## Task
An exact copy of the lines from the one containing "Transcribe this image's" to the end of the records below is required, and nothing else.

Website and app data records
= = =
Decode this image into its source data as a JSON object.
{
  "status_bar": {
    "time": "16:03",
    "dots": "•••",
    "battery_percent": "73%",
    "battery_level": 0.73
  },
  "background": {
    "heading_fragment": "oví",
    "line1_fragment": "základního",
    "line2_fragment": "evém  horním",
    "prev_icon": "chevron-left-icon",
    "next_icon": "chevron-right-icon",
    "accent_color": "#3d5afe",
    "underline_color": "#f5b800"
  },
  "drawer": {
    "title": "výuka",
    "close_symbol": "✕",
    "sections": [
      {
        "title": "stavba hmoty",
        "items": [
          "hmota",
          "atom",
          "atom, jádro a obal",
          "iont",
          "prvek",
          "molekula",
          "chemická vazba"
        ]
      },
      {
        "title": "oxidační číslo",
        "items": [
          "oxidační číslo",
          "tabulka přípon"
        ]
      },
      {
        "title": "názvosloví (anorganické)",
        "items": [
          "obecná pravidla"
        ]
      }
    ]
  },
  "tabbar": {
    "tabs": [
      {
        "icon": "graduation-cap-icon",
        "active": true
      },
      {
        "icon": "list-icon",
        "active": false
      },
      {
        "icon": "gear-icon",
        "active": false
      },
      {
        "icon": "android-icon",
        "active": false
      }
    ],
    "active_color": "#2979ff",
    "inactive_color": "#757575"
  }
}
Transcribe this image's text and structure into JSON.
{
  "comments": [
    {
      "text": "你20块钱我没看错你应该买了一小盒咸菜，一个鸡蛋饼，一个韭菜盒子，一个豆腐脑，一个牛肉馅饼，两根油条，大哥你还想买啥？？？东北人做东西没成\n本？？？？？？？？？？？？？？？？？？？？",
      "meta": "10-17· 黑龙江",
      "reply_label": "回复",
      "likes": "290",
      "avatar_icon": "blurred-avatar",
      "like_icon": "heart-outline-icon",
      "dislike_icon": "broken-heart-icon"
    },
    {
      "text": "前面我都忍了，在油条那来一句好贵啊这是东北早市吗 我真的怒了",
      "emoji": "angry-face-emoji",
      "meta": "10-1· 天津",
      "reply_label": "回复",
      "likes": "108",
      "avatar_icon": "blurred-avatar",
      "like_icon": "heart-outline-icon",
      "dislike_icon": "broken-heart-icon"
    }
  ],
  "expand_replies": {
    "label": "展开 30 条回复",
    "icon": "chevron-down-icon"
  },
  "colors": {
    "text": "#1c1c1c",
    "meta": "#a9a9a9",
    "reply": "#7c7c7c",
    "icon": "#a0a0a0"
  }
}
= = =
## Task answer
Transcribe this image's text and structure into JSON.
{
  "comments": [
    {
      "text": "你20块钱我没看错你应该买了一小盒咸菜，一个鸡蛋饼，一个韭菜盒子，一个豆腐脑，一个牛肉馅饼，两根油条，大哥你还想买啥？？？东北人做东西没成\n本？？？？？？？？？？？？？？？？？？？？",
      "meta": "10-17· 黑龙江",
      "reply_label": "回复",
      "likes": "290",
      "avatar_icon": "blurred-avatar",
      "like_icon": "heart-outline-icon",
      "dislike_icon": "broken-heart-icon"
    },
    {
      "text": "前面我都忍了，在油条那来一句好贵啊这是东北早市吗 我真的怒了",
      "emoji": "angry-face-emoji",
      "meta": "10-1· 天津",
      "reply_label": "回复",
      "likes": "108",
      "avatar_icon": "blurred-avatar",
      "like_icon": "heart-outline-icon",
      "dislike_icon": "broken-heart-icon"
    }
  ],
  "expand_replies": {
    "label": "展开 30 条回复",
    "icon": "chevron-down-icon"
  },
  "colors": {
    "text": "#1c1c1c",
    "meta": "#a9a9a9",
    "reply": "#7c7c7c",
    "icon": "#a0a0a0"
  }
}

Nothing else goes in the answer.